| Activity |
Every entry should be returned exactly. Omit none of them.

[Start of section]

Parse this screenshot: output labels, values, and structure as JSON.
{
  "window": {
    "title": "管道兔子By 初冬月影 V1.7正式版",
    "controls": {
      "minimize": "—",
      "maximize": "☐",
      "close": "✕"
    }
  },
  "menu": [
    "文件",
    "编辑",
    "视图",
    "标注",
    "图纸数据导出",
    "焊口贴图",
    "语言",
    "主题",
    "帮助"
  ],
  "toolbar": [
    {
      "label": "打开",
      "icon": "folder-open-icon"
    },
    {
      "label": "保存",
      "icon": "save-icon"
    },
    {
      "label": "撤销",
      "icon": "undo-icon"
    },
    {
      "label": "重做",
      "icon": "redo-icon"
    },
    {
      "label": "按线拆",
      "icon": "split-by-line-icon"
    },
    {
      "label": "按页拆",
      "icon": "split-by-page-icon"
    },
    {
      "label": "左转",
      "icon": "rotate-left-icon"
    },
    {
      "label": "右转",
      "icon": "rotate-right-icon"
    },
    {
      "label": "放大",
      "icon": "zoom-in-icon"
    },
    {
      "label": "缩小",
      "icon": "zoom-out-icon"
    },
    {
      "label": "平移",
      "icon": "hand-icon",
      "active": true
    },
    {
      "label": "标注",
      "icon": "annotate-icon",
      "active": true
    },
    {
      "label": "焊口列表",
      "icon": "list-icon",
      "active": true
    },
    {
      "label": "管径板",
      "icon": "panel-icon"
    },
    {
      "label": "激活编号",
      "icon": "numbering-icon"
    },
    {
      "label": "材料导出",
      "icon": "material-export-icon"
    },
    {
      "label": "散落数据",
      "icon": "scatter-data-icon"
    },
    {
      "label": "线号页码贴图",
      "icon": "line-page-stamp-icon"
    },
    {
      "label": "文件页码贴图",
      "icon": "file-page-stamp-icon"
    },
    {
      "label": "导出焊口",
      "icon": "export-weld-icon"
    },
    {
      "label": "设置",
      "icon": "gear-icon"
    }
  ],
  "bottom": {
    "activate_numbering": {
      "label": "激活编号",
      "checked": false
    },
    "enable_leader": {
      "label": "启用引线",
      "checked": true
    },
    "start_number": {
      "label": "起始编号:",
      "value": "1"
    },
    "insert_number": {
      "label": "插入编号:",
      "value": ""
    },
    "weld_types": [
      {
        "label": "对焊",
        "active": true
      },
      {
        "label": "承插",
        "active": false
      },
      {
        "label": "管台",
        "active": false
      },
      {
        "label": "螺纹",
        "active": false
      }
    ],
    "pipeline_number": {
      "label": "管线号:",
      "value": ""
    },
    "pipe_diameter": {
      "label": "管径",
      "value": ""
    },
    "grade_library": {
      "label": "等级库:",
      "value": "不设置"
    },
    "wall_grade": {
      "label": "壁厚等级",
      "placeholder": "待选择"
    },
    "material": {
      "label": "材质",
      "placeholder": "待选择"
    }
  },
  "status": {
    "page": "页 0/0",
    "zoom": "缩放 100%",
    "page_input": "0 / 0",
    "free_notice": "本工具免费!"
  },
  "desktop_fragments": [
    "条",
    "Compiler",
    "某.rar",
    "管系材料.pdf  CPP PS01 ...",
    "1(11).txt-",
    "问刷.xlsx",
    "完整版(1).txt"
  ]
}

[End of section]

| Solution for this problem |
Parse this screenshot: output labels, values, and structure as JSON.
{
  "window": {
    "title": "管道兔子By 初冬月影 V1.7正式版",
    "controls": {
      "minimize": "—",
      "maximize": "☐",
      "close": "✕"
    }
  },
  "menu": [
    "文件",
    "编辑",
    "视图",
    "标注",
    "图纸数据导出",
    "焊口贴图",
    "语言",
    "主题",
    "帮助"
  ],
  "toolbar": [
    {
      "label": "打开",
      "icon": "folder-open-icon"
    },
    {
      "label": "保存",
      "icon": "save-icon"
    },
    {
      "label": "撤销",
      "icon": "undo-icon"
    },
    {
      "label": "重做",
      "icon": "redo-icon"
    },
    {
      "label": "按线拆",
      "icon": "split-by-line-icon"
    },
    {
      "label": "按页拆",
      "icon": "split-by-page-icon"
    },
    {
      "label": "左转",
      "icon": "rotate-left-icon"
    },
    {
      "label": "右转",
      "icon": "rotate-right-icon"
    },
    {
      "label": "放大",
      "icon": "zoom-in-icon"
    },
    {
      "label": "缩小",
      "icon": "zoom-out-icon"
    },
    {
      "label": "平移",
      "icon": "hand-icon",
      "active": true
    },
    {
      "label": "标注",
      "icon": "annotate-icon",
      "active": true
    },
    {
      "label": "焊口列表",
      "icon": "list-icon",
      "active": true
    },
    {
      "label": "管径板",
      "icon": "panel-icon"
    },
    {
      "label": "激活编号",
      "icon": "numbering-icon"
    },
    {
      "label": "材料导出",
      "icon": "material-export-icon"
    },
    {
      "label": "散落数据",
      "icon": "scatter-data-icon"
    },
    {
      "label": "线号页码贴图",
      "icon": "line-page-stamp-icon"
    },
    {
      "label": "文件页码贴图",
      "icon": "file-page-stamp-icon"
    },
    {
      "label": "导出焊口",
      "icon": "export-weld-icon"
    },
    {
      "label": "设置",
      "icon": "gear-icon"
    }
  ],
  "bottom": {
    "activate_numbering": {
      "label": "激活编号",
      "checked": false
    },
    "enable_leader": {
      "label": "启用引线",
      "checked": true
    },
    "start_number": {
      "label": "起始编号:",
      "value": "1"
    },
    "insert_number": {
      "label": "插入编号:",
      "value": ""
    },
    "weld_types": [
      {
        "label": "对焊",
        "active": true
      },
      {
        "label": "承插",
        "active": false
      },
      {
        "label": "管台",
        "active": false
      },
      {
        "label": "螺纹",
        "active": false
      }
    ],
    "pipeline_number": {
      "label": "管线号:",
      "value": ""
    },
    "pipe_diameter": {
      "label": "管径",
      "value": ""
    },
    "grade_library": {
      "label": "等级库:",
      "value": "不设置"
    },
    "wall_grade": {
      "label": "壁厚等级",
      "placeholder": "待选择"
    },
    "material": {
      "label": "材质",
      "placeholder": "待选择"
    }
  },
  "status": {
    "page": "页 0/0",
    "zoom": "缩放 100%",
    "page_input": "0 / 0",
    "free_notice": "本工具免费!"
  },
  "desktop_fragments": [
    "条",
    "Compiler",
    "某.rar",
    "管系材料.pdf  CPP PS01 ...",
    "1(11).txt-",
    "问刷.xlsx",
    "完整版(1).txt"
  ]
}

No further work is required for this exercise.